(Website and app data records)
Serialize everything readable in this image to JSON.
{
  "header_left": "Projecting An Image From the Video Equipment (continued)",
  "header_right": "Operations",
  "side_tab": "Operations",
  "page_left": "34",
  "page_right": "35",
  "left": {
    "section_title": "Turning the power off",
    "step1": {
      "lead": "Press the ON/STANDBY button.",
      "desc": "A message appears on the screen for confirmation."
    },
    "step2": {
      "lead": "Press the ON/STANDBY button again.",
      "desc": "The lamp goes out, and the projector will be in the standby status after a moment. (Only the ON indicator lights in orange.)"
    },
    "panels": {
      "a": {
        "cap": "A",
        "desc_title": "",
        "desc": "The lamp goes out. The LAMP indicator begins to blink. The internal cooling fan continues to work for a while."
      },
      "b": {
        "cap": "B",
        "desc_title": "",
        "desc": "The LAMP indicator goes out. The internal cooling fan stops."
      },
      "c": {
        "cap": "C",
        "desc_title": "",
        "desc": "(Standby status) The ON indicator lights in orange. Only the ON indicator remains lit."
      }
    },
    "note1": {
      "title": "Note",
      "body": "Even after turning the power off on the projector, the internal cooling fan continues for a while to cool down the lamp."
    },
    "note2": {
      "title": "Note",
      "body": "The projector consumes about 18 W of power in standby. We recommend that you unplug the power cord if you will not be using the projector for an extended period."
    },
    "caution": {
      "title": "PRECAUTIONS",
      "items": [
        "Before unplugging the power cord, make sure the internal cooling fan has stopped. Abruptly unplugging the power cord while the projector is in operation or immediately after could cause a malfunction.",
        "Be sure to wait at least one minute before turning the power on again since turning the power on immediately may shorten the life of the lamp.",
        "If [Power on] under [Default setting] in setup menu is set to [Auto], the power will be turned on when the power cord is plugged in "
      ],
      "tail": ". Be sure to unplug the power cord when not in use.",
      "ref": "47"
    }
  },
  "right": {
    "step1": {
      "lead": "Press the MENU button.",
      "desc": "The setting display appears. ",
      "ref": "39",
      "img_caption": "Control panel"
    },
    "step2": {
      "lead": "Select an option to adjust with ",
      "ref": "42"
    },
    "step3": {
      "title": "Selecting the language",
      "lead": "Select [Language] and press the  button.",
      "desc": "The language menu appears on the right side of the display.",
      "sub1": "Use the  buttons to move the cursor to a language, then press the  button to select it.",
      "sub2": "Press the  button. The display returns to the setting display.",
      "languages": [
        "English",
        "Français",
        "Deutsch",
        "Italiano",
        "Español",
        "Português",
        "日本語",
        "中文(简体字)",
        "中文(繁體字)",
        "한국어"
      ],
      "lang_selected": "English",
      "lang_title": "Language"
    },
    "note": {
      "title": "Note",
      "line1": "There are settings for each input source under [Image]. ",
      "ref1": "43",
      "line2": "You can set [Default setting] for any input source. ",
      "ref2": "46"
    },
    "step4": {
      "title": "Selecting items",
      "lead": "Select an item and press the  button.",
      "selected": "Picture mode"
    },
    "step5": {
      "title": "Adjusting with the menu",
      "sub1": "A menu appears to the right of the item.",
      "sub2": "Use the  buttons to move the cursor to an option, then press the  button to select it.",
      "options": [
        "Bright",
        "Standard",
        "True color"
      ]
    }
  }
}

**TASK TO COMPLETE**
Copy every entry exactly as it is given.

**RESULT OF THE EXERCISE**
Serialize everything readable in this image to JSON.
{
  "header_left": "Projecting An Image From the Video Equipment (continued)",
  "header_right": "Operations",
  "side_tab": "Operations",
  "page_left": "34",
  "page_right": "35",
  "left": {
    "section_title": "Turning the power off",
    "step1": {
      "lead": "Press the ON/STANDBY button.",
      "desc": "A message appears on the screen for confirmation."
    },
    "step2": {
      "lead": "Press the ON/STANDBY button again.",
      "desc": "The lamp goes out, and the projector will be in the standby status after a moment. (Only the ON indicator lights in orange.)"
    },
    "panels": {
      "a": {
        "cap": "A",
        "desc_title": "",
        "desc": "The lamp goes out. The LAMP indicator begins to blink. The internal cooling fan continues to work for a while."
      },
      "b": {
        "cap": "B",
        "desc_title": "",
        "desc": "The LAMP indicator goes out. The internal cooling fan stops."
      },
      "c": {
        "cap": "C",
        "desc_title": "",
        "desc": "(Standby status) The ON indicator lights in orange. Only the ON indicator remains lit."
      }
    },
    "note1": {
      "title": "Note",
      "body": "Even after turning the power off on the projector, the internal cooling fan continues for a while to cool down the lamp."
    },
    "note2": {
      "title": "Note",
      "body": "The projector consumes about 18 W of power in standby. We recommend that you unplug the power cord if you will not be using the projector for an extended period."
    },
    "caution": {
      "title": "PRECAUTIONS",
      "items": [
        "Before unplugging the power cord, make sure the internal cooling fan has stopped. Abruptly unplugging the power cord while the projector is in operation or immediately after could cause a malfunction.",
        "Be sure to wait at least one minute before turning the power on again since turning the power on immediately may shorten the life of the lamp.",
        "If [Power on] under [Default setting] in setup menu is set to [Auto], the power will be turned on when the power cord is plugged in "
      ],
      "tail": ". Be sure to unplug the power cord when not in use.",
      "ref": "47"
    }
  },
  "right": {
    "step1": {
      "lead": "Press the MENU button.",
      "desc": "The setting display appears. ",
      "ref": "39",
      "img_caption": "Control panel"
    },
    "step2": {
      "lead": "Select an option to adjust with ",
      "ref": "42"
    },
    "step3": {
      "title": "Selecting the language",
      "lead": "Select [Language] and press the  button.",
      "desc": "The language menu appears on the right side of the display.",
      "sub1": "Use the  buttons to move the cursor to a language, then press the  button to select it.",
      "sub2": "Press the  button. The display returns to the setting display.",
      "languages": [
        "English",
        "Français",
        "Deutsch",
        "Italiano",
        "Español",
        "Português",
        "日本語",
        "中文(简体字)",
        "中文(繁體字)",
        "한국어"
      ],
      "lang_selected": "English",
      "lang_title": "Language"
    },
    "note": {
      "title": "Note",
      "line1": "There are settings for each input source under [Image]. ",
      "ref1": "43",
      "line2": "You can set [Default setting] for any input source. ",
      "ref2": "46"
    },
    "step4": {
      "title": "Selecting items",
      "lead": "Select an item and press the  button.",
      "selected": "Picture mode"
    },
    "step5": {
      "title": "Adjusting with the menu",
      "sub1": "A menu appears to the right of the item.",
      "sub2": "Use the  buttons to move the cursor to an option, then press the  button to select it.",
      "options": [
        "Bright",
        "Standard",
        "True color"
      ]
    }
  }
}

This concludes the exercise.